Today, data breaches and leaks are increasingly common. This year alone, the number of data breaches recorded has almost doubled, compared to last year, with 3,950 confirmed breaches so far in 2020. These breaches can affect companies and organizations ranging all the way from SMEs (small and medium-sized enterprises) to giant corporations with millions of customer records on file.
The impact of data breaches or leaks (or, as it should be known, data theft) can be extremely serious and damaging — which is exactly why proper cyber security is essential. The typical data breach costs companies upwards of $3.8 million, while also severely denting customer trust and encouraging additional regulatory scrutiny in the future.
Things could be about to get a lot worse, too. As a result of the current coronavirus pandemic, workforces have been working remotely, requiring companies and organizations to rapidly adapt in order to make this kind of workflow possible. This pivot brings new challenges when it comes to protecting against data breaches.
Practice good cyber security hygiene
Data breaches may be the result of malicious actions carried out by attackers or human error on the part of those who work for companies. (Or sometimes a combination of both.) In some instances, databases can be left open, while in others social engineering tactics are used to persuade individuals to erroneously hand over crucial identifying information by posing as legitimate sources.
Even the cyber security industry isn’t beyond reproach when it comes to practicing proper cybersecurity hygiene. For example, a report published this year suggests that 97 percent of current leading cyber security companies have experienced data leaks and related cyber security incidents that have left them exposed on the Dark Web. In some cases, professional email addresses have been used for logins on pornography and dating websites, with thousands of these stolen credentials then made available in a way that opens up their usage by hackers. Furthermore, even cyber security experts sometimes employ weak passwords that are routinely reused, including passwords with under eight characters, no special characters, and zero capital letters. These include passwords such as “password” and “123456.” They may also employ outdated software without the proper Web Application Firewall (WAF) technology, among other glaring faults.
In short, even among seemingly genuine cyber security companies, there are vulnerabilities and problems — and these are from alleged experts who should know what they are doing. If that is the case, what hope do less informed companies have when it comes to protecting themselves?
Take the proper precautions
More than ever, it’s absolutely crucial that companies take proper precautions when it comes to cyber security measures. The risks of not doing so are simply too great to contemplate. Fortunately, there are steps that can be taken to greatly improve cyber security efforts. Perhaps the most important of these is also the most straightforward: Use strong password policies for all employees. This means avoiding the obvious passwords, including ones that you’ve been reusing on multiple websites for years.
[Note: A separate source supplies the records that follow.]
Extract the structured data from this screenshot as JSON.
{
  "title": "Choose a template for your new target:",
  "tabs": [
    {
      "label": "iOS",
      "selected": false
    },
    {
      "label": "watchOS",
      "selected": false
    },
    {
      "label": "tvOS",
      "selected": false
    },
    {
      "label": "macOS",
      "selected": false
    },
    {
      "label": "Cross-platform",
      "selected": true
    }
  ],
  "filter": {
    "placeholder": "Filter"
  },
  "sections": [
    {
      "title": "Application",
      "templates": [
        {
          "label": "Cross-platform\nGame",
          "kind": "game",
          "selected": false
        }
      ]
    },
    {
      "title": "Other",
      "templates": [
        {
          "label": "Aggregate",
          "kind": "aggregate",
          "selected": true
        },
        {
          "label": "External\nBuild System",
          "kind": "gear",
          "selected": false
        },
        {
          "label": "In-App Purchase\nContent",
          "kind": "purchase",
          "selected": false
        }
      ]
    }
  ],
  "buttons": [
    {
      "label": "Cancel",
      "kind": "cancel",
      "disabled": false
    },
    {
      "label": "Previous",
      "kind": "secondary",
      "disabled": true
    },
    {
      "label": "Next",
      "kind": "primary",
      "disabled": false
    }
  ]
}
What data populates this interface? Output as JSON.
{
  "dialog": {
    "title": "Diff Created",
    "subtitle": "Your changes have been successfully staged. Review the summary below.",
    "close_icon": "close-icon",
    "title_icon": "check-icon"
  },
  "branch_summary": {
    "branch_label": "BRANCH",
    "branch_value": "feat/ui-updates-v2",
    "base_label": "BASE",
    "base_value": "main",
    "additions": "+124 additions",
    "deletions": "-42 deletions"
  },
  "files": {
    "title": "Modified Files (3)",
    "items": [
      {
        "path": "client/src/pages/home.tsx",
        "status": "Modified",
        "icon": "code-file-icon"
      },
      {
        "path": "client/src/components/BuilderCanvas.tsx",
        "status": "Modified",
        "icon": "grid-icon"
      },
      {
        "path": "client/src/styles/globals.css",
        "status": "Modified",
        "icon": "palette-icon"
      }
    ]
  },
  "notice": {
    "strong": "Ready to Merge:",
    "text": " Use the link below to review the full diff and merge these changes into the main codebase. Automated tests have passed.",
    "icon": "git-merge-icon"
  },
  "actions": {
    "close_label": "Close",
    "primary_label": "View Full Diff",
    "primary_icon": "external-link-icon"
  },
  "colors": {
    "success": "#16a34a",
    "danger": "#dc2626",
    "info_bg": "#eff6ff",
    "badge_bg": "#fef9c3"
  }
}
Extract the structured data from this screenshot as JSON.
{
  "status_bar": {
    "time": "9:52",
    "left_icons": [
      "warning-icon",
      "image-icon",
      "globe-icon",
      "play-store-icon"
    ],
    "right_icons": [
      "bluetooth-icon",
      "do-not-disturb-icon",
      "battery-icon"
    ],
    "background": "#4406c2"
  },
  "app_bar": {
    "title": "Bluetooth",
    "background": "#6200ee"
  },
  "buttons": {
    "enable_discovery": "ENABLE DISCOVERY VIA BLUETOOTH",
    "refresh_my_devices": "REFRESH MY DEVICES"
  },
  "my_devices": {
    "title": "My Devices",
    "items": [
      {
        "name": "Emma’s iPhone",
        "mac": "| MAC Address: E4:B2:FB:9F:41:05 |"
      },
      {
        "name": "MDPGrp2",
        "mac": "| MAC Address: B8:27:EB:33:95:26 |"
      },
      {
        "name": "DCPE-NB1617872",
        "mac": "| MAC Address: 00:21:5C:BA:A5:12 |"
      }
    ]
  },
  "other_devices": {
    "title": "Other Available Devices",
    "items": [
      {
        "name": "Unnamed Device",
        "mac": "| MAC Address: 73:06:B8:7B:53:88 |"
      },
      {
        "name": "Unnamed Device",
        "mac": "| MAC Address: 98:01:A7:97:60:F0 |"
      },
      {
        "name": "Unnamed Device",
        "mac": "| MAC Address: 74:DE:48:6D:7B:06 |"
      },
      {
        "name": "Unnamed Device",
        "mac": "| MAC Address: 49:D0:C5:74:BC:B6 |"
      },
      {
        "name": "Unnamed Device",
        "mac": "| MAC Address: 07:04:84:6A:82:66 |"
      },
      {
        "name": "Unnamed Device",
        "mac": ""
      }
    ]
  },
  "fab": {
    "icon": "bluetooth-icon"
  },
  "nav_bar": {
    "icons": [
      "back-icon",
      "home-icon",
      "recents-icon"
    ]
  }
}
These may have already been breached in previous hacks and may be available for sale on the Dark Web.
Even if you are using a new password, simple passwords can be cracked by hackers using brute force tools to guess millions or billions of attempted passwords every single second. When it comes to passwords, the longer and more complicated the password, the better. These have a much better chance of avoiding being guessed in brute force attacks. They may take a bit longer to type when you need to enter them, but the extra time is more than worth the effort.
Companies should additionally make sure that they implement limits to the number of times passwords may be incorrectly entered. Giving employees a limited number of guesses before locking them out for a certain length of time can help reduce the effectiveness of brute force attacks that guess large numbers of passwords quickly.
Proper cyber security is a must
It’s also a great idea to employ Multi-factor authentication (MFA), requiring two or more pieces of evidence on the part of users to prove their identity. That is typically a piece of knowledge (such as a known password), combined with a possession (for example, texting a code to the user’s phone) or a piece of biometric data like a fingerprint. This will help safeguard against potential data breaches.
While we mentioned earlier that cyber security experts aren’t always infallible, that doesn’t mean it’s not worth bringing the right ones on board to help you. Cyber security systems can help add data security solutions for databases, assisting you in discovering vulnerabilities you may not be aware of so you can take action, detecting when certain data is accessed and by who, and more. As ever, make sure that you do your due diligence when it comes to choosing the right cyber security experts to help.
Proper cyber security is no longer an optional extra. It’s a “must” for any modern business or organization that doesn’t want to run the risk of a data breach. Fortunately, while there are hackers out there who are looking for any opportunity they can find to hurt innocent victims, the tools are also out there to help victims fight back.